_Provided records:_
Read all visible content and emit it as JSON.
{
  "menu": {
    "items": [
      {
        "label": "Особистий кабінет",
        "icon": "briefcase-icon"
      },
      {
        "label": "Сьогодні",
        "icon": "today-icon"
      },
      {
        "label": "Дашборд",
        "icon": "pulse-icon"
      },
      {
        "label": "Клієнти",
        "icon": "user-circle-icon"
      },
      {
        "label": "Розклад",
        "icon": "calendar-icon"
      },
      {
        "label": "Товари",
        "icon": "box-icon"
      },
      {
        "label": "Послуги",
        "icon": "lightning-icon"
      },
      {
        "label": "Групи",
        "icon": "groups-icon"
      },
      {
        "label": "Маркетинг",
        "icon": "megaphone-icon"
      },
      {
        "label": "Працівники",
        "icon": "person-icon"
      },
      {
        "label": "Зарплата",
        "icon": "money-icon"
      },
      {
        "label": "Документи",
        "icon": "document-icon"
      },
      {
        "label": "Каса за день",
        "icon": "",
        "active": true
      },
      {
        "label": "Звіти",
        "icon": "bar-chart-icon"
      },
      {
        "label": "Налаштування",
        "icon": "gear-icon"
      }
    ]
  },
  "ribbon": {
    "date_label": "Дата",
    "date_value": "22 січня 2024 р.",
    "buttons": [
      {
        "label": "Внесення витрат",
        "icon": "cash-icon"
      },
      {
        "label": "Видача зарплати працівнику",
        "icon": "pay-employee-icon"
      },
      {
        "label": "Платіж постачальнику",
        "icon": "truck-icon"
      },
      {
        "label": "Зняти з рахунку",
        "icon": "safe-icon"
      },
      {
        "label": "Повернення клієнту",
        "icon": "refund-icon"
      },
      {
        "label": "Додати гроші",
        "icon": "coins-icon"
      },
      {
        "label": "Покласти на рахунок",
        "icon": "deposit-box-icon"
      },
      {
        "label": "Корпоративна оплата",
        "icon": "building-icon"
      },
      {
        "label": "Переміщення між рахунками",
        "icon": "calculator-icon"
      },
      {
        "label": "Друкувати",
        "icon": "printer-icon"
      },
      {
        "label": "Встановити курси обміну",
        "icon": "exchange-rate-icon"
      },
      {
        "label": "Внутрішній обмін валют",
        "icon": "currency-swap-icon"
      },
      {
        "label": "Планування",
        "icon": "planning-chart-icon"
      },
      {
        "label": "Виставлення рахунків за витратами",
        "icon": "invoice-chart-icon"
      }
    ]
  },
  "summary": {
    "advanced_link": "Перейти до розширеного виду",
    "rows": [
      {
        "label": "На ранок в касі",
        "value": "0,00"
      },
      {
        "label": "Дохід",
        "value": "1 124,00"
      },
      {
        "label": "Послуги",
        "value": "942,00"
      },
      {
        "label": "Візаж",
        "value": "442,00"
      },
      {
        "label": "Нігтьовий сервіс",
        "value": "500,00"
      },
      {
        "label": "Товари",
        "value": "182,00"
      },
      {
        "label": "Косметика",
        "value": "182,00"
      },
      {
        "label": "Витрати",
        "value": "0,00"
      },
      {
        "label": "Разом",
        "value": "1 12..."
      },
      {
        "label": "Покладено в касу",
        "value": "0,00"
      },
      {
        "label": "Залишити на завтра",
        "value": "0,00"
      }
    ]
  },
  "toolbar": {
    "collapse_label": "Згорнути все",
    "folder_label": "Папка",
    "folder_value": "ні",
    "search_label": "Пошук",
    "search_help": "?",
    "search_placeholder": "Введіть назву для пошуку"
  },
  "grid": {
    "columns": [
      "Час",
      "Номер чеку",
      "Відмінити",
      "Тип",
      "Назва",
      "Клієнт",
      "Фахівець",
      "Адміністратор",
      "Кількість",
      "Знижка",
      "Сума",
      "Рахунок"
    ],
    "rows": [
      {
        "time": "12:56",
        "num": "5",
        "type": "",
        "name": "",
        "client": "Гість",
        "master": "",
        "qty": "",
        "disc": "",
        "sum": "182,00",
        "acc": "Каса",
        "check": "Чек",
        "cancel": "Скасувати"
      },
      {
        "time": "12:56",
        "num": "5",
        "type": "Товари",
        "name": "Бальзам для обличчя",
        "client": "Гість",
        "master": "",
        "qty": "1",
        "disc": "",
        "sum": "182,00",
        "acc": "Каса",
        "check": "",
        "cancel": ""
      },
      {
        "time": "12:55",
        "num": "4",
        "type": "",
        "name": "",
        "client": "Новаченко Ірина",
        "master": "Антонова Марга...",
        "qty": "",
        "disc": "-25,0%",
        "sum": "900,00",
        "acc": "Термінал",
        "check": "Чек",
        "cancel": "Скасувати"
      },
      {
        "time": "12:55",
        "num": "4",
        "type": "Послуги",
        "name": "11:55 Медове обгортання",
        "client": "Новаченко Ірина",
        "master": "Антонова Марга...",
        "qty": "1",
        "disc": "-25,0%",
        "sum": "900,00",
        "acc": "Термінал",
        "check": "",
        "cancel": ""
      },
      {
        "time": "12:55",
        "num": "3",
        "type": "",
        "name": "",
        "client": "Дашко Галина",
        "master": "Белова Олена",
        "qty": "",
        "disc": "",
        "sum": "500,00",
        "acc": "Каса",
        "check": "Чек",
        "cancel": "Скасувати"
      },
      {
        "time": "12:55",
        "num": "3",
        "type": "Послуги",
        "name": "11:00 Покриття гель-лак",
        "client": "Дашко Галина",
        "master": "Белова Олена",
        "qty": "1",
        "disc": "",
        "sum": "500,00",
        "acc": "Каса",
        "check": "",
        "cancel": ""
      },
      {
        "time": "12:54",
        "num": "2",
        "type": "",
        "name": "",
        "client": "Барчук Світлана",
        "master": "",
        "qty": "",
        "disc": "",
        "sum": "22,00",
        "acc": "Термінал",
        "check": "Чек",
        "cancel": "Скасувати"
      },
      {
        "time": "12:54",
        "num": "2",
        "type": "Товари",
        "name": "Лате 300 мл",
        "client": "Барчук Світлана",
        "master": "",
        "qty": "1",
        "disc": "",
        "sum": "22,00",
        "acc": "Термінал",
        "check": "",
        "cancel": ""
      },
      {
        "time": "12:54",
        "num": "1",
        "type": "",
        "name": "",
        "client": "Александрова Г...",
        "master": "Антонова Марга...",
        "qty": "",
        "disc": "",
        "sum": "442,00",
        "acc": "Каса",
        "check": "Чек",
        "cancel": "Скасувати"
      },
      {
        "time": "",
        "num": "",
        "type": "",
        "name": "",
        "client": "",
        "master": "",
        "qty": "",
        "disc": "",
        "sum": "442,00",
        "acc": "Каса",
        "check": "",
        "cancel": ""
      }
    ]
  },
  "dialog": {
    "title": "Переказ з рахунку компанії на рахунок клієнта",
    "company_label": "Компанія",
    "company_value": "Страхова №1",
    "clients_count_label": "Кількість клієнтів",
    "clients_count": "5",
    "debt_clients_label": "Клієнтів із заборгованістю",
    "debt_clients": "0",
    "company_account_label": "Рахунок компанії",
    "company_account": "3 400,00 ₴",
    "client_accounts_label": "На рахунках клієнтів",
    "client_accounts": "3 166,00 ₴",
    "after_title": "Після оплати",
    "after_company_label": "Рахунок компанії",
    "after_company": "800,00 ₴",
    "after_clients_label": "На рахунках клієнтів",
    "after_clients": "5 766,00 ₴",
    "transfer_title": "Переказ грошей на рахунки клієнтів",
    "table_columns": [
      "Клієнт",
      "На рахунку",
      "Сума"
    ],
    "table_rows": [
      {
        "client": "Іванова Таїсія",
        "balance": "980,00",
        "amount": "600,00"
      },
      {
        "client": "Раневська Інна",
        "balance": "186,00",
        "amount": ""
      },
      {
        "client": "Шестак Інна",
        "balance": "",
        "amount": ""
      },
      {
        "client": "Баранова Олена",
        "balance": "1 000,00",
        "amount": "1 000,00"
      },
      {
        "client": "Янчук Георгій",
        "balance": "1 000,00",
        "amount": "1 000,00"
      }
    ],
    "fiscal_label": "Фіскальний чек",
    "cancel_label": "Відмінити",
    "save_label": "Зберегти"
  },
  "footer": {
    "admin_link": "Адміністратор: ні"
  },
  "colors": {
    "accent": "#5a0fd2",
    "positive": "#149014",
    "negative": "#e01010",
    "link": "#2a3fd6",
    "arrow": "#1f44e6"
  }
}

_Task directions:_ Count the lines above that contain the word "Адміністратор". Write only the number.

_Exercise result:_ 2